He was one of five, along with John Wooden, Oscar Robertson, Dean Smith and Dr. James Naismith, selected to represent the inaugural class. On May 20 2007, Russell was awarded an honorary doctorate by Suffolk University, where he served as its commencement speaker, and Russell received an honorary degree from Harvard University on June 7 2007.

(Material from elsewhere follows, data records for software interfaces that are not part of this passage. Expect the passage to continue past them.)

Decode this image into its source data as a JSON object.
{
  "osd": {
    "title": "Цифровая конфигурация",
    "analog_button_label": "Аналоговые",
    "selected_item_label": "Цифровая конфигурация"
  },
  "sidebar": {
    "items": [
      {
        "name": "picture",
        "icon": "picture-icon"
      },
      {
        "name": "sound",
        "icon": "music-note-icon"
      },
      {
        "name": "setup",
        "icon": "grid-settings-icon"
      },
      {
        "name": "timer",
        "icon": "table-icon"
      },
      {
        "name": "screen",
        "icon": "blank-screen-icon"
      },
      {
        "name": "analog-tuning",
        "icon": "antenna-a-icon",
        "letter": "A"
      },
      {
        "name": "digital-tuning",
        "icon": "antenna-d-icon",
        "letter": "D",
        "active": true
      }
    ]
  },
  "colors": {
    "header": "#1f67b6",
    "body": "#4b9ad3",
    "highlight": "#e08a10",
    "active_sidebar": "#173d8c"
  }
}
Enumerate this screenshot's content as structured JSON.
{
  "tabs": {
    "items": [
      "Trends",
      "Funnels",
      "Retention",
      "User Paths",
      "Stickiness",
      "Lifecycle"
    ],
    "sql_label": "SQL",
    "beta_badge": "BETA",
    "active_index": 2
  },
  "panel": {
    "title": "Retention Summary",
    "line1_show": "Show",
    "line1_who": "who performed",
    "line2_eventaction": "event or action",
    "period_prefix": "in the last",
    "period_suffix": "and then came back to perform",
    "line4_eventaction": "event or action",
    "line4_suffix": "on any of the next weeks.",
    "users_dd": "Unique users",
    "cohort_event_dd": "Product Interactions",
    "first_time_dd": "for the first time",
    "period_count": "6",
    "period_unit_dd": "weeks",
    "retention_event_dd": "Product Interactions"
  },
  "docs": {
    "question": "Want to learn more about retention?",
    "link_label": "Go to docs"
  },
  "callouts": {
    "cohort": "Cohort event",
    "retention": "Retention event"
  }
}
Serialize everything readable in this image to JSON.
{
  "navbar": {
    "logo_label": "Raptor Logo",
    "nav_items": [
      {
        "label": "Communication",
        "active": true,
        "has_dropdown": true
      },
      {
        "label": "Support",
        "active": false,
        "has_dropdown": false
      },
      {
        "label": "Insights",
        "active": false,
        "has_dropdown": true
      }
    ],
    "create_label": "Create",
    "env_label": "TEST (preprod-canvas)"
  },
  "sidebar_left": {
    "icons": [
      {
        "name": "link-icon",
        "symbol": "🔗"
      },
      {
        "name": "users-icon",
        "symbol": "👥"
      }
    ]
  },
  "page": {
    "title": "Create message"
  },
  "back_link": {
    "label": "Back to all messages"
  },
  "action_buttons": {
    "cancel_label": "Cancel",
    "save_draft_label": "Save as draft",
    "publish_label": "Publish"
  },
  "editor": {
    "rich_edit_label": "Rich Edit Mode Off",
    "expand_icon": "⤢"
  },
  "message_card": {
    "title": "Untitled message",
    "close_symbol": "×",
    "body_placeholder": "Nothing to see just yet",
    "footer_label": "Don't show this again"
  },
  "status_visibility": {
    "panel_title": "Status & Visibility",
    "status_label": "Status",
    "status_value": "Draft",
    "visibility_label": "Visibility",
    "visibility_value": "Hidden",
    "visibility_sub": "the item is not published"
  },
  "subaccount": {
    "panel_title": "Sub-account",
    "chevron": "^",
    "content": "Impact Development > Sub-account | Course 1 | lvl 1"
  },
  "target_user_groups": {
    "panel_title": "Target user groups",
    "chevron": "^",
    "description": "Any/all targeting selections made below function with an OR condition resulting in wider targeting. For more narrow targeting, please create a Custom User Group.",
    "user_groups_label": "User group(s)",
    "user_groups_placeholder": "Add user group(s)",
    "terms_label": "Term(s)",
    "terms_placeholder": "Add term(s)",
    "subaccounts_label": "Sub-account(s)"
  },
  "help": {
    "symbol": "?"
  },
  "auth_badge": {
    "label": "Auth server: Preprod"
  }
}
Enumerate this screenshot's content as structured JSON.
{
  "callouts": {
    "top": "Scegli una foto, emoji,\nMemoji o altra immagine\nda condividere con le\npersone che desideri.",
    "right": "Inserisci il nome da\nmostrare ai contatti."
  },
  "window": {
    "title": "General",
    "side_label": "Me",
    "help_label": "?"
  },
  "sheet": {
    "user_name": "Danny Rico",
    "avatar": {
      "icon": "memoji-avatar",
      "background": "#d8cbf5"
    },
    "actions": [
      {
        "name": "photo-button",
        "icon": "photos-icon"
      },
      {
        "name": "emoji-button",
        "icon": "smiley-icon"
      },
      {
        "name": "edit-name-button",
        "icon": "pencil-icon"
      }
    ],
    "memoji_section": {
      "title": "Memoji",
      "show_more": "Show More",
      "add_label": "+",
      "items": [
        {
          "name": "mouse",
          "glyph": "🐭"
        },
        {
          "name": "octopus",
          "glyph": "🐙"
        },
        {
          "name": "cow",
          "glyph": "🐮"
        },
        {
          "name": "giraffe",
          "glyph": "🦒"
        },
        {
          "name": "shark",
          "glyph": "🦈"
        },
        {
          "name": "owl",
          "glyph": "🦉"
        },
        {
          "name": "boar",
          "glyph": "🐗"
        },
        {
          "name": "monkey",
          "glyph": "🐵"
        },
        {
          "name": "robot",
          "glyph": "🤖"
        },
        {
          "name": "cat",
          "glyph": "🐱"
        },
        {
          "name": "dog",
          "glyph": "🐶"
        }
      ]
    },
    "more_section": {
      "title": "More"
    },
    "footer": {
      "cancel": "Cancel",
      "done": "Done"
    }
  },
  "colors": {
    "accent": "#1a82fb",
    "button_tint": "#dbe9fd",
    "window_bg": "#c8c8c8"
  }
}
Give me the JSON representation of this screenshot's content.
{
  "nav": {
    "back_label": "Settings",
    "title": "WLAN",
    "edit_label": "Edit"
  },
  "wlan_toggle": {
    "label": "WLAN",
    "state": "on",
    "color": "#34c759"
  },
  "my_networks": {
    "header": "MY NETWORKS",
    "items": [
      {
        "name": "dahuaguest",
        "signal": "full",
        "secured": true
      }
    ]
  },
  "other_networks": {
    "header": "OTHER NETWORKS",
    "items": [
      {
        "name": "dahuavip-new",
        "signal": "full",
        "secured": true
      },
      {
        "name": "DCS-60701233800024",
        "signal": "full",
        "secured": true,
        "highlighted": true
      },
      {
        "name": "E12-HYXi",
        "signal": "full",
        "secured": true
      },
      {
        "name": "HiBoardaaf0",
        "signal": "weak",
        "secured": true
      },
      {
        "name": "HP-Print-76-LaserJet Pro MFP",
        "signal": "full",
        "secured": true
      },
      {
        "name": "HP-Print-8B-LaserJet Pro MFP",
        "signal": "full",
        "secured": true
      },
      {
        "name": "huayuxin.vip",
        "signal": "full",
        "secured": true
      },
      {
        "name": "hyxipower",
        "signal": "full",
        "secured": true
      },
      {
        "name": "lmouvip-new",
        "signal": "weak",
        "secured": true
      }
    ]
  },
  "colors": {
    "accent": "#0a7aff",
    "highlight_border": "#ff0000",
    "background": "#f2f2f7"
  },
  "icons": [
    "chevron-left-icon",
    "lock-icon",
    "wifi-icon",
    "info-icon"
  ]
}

Russell was married to his college sweetheart Rose Swisher from 1956 to 1973. They had three children, namely daughter Karen Russell, the television pundit and lawyer, and sons William Jr. and Jacob. However, the couple grew emotionally distant and got divorced. In 1977, he married Dorothy Anstett, the former “Miss USA” of 1968, but they divorced in 1980. In 1996, Russell married his third wife Marilyn Nault, and their marriage lasted until her death in January 2009. His older brother is the noted playwright Charlie L. Russell. Michael Menna, Bill’s best friend, helped him get through the ‘shaky’ times.